That plot summary barely covers the bones of the book. Yoshiko is a great protagonist — much moreso, in my opinion, than her son — and it’s rare these days to find an older woman to be the focus of a book in this way. She’s also interesting for her effect on other people, the ability to get people working with her and on her side, but without manipulating them in any way.

The technology of the Luculentae is interesting, as they implant neural connections to their world-wide information network (the ‘Skein’), but the focus is on what this means for the human condition, and the sharp divide between the upper-class Luculentae, who have access to this technology, and the rest of the inhabitants. The way that this elite can communicate, sharing not just text and voice, but building multimedia messages in the most basic sense of the word: messages that include senses of smell, touch and taste as much as sight and sound.

In the midst of all this, there is Yoshiko, trying to understand this world she’s fallen into while also trying to find out what happened to her son, and dodge the maniacal serial killer who is currently stalking Luculentae society.

A very strong first novel, and I look forward to reading the other Meaney books that I picked up at the same time.

Book details

ISBN: 9781591024897
Publisher: Pyr
Year of publication: 1998

Gorel and the Pot-Bellied God

By Lavie Tidhar

Rating: 3 stars

I’ve encountered Gorel before in audio form (Buried Eyes, on the audio fiction podcast Podcastle) and I’ve been wanting to read more Lavie Tidhar, but despite its short length, I did keep getting somewhat confused and lost in this novella. I still have no real idea of what was going on, but this does feel like a component in a larger story. Perhaps with more knowledge of the character and setting, it would work better.

Book details

ISBN: 9781848631588
Publisher: PS Publishing
Year of publication: 2011

Tales From The White Hart

By Arthur C. Clarke

Rating: 5 stars

Although a fan of Arthur C. Clarke, I’d never heard of this collection before reading Charles Stross’s short story A Bird in the Hand on his blog (well worth reading itself), which was written in homage to ‘Tales from the White Hart’. I’ve encountered a few of the stories before in other collections, but never as a set, and I must say that I really enjoyed them.

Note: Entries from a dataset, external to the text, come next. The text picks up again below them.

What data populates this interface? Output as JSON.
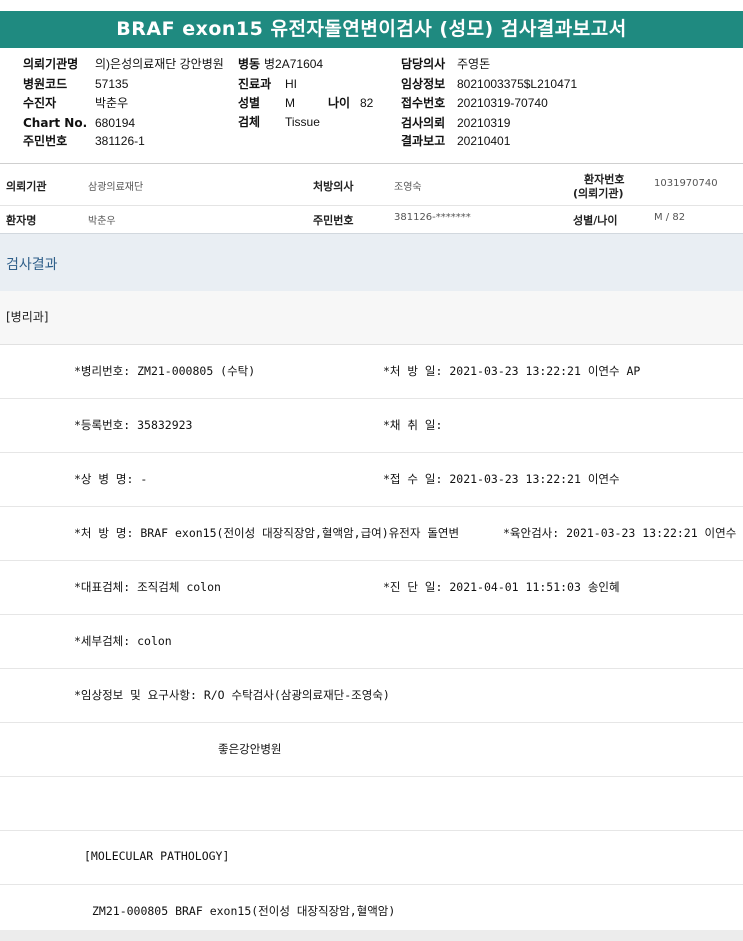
{
  "report": {
    "title": "BRAF exon15 유전자돌연변이검사 (성모) 검사결과보고서"
  },
  "header": {
    "institution_label": "의뢰기관명",
    "institution_value": "의)은성의료재단 강안병원",
    "ward_label": "병동",
    "ward_value": "병2A71604",
    "doctor_label": "담당의사",
    "doctor_value": "주영돈",
    "hospital_code_label": "병원코드",
    "hospital_code_value": "57135",
    "dept_label": "진료과",
    "dept_value": "HI",
    "clinical_label": "임상정보",
    "clinical_value": "8021003375$L210471",
    "patient_label": "수진자",
    "patient_value": "박춘우",
    "sex_label": "성별",
    "sex_value": "M",
    "age_label": "나이",
    "age_value": "82",
    "receipt_label": "접수번호",
    "receipt_value": "20210319-70740",
    "chart_label": "Chart No.",
    "chart_value": "680194",
    "specimen_label": "검체",
    "specimen_value": "Tissue",
    "request_label": "검사의뢰",
    "request_value": "20210319",
    "resident_label": "주민번호",
    "resident_value": "381126-1",
    "report_date_label": "결과보고",
    "report_date_value": "20210401"
  },
  "info": {
    "institution_label": "의뢰기관",
    "institution_value": "삼광의료재단",
    "prescriber_label": "처방의사",
    "prescriber_value": "조영숙",
    "patient_no_label_1": "환자번호",
    "patient_no_label_2": "(의뢰기관)",
    "patient_no_value": "1031970740",
    "name_label": "환자명",
    "name_value": "박춘우",
    "resident_label": "주민번호",
    "resident_value": "381126-*******",
    "sexage_label": "성별/나이",
    "sexage_value": "M / 82"
  },
  "result": {
    "section_title": "검사결과",
    "dept": "[병리과]",
    "path_no": "*병리번호: ZM21-000805 (수탁)",
    "order_date": "*처 방 일: 2021-03-23 13:22:21  이연수 AP",
    "reg_no": "*등록번호: 35832923",
    "collect_date": "*채 취 일:",
    "diagnosis": "*상 병 명: -",
    "receive_date": "*접 수 일: 2021-03-23 13:22:21  이연수",
    "order_name": "*처 방 명: BRAF exon15(전이성 대장직장암,혈액암,급여)유전자 돌연변",
    "gross_exam": "*육안검사: 2021-03-23 13:22:21  이연수",
    "main_specimen": "*대표검체: 조직검체 colon",
    "diag_date": "*진 단 일: 2021-04-01 11:51:03  송인혜",
    "sub_specimen": "*세부검체: colon",
    "clinical_request": "*임상정보 및 요구사항: R/O 수탁검사(삼광의료재단-조영숙)",
    "hospital_name": "좋은강안병원",
    "molecular_header": "[MOLECULAR PATHOLOGY]",
    "molecular_line": "ZM21-000805     BRAF exon15(전이성 대장직장암,혈액암)"
  }
}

The humour in these tall tales and shaggy dog stories is evident right from the word go, many of them are build-ups to a single pun delivered in the last line (and as someone who loves puns, I heartily approve) and even where it’s not, there’s always a good end to the story. The conceit is that Clarke himself is recording these stories, told by Harry Purvis, at a pub in London that was a mix of writers, editors and scientists (primarily physicists and engineers).

Amongst the humour, there’s place for some genuinely touching stories, with ‘The Man Who Ploughed the Sea’ being a great story of a rich man who’s running out of time, and all he wants is a yacht. ‘The Reluctant Orchid’ is genuinely creepy right up until the point it switches and baits and becomes hilarious, while ‘The Defenestration of Ermintrude Inch’ is just good old fashioned farce.

Much like Spider Robinson’s ‘Callahan’s’, the ‘White Hart’ never existed, but if it did, it’s a place I’d love to stop for a drink some time.

Book details

ISBN: 9780283979101
Publisher: Sidgwick & Jackson
Year of publication: 1957

Powered by WordPress